Insurer denied access to claimant's medical details, deemed unfair and unreasonable

Dispute resolved in favor of income protection policyholder who refused to grant insurer “broader” access to medical information.

AIA insists on standard medical information release form for all claimants.

The policyholder argues that his psychiatrist’s reports have been sufficient for claim assessment and no additional medical information is necessary.

Despite offering his own authorization forms for written reports from his psychiatrist, the insurer informed the policyholder that his claim would not be assessed unless he signed the requested standard form.

In August, the policyholder lodged a complaint with the Australian Financial Complaints Authority (AFCA), and the ombudsman ruled in his favor. The ombudsman determined that the policy did not mandate him to sign the insurer’s standard authority form and that AIA’s stance was not aligned with the industry’s Code of Practice.

During the AFCA process, in November, another authorization was provided after the ombudsman questioned the insurer about its refusal to accept the complainant’s initial non-standard authorization letter.
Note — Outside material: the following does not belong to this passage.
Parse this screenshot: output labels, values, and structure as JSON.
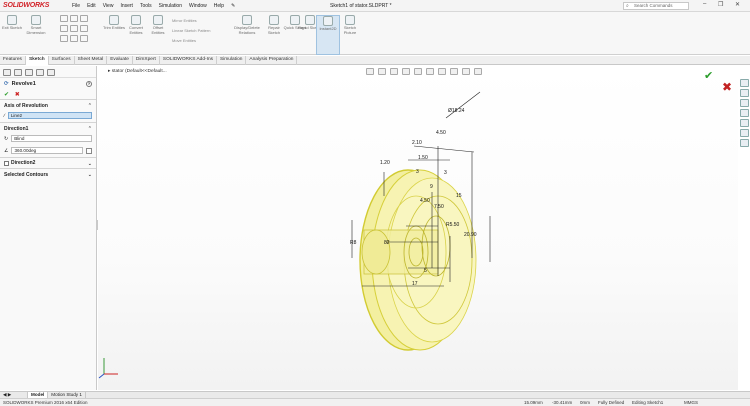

“The insurer has not contested that the provided authority addressed its concerns and has not provided any other justification for considering the authority insufficient,” AFCA states.
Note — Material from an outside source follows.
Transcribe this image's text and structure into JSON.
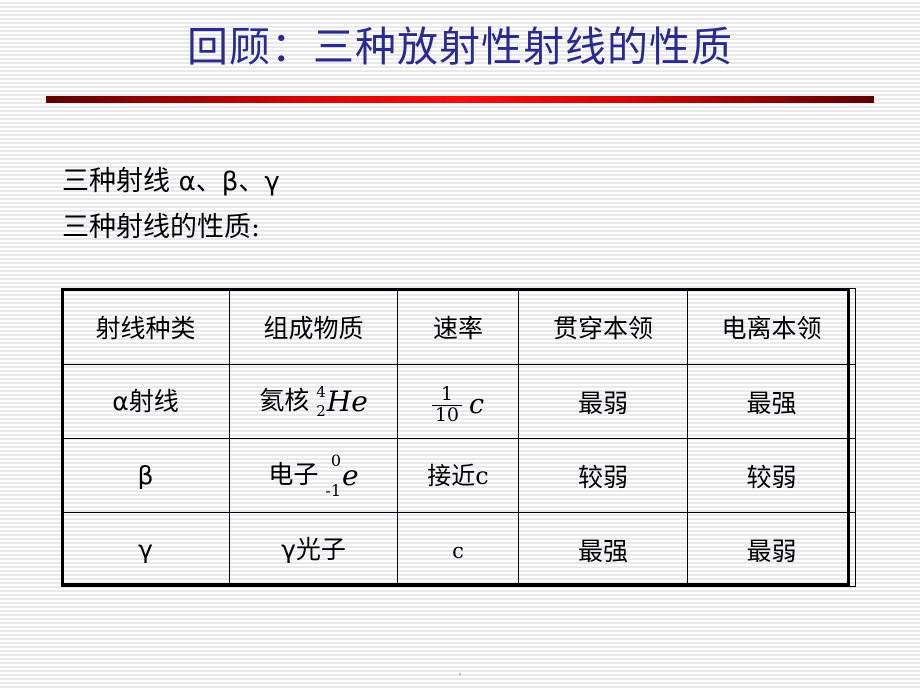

According to the ombudsman’s ruling, the Code explicitly allows policyholders to authorize the insurer to request specific information from specific sources instead of providing a general authority.

The complainant has complied with this requirement, and the policy does not mandate the signing of a standard authority form, AFCA states in its ruling.

According to AFCA, the Life Insurance Code of Practice allows the complainant to provide a restricted authority and does not mandate the signing of the insurer’s standard authority form.

While AIA mentions potential assessment delays if a “further authority” is required, AFCA points out that the Code explicitly states that a policyholder can provide a limited authority, even if it may cause a delay in claim assessment.

According to AFCA, AIA has acknowledged that it does not currently require the requested information to assess the claim and is seeking access to it for potential future needs.

AFCA categorizes the insurer’s request for access to sensitive medical information as unjust and unreasonable.

AFCA emphasizes that the policyholder is not obligated to provide the requested authority for releasing the information. The insurer cannot impose such a requirement as a condition for fulfilling its policy obligations.

AFCA asserts that the policyholder has already authorized the release of all necessary information for claim assessment, and thus, the insurer must proceed with assessing the claim and providing the entitled benefits to the policyholder.

According to AFCA, if the insurer requires additional information in the future to assess the claim and seeks the complainant’s authority for obtaining it, they may request it at that time.

Additionally, AFCA has mandated the insurer to compensate the complainant with $2000 for the non-financial loss caused by the insurer’s mishandling of the claim. AFCA states that the insurer’s actions have resulted in mild stress and inconvenience for the complainant over an extended period from July 2022 until now.


Source :



By Ryan

Leave a Reply

Your email address will not be published. Required fields are marked *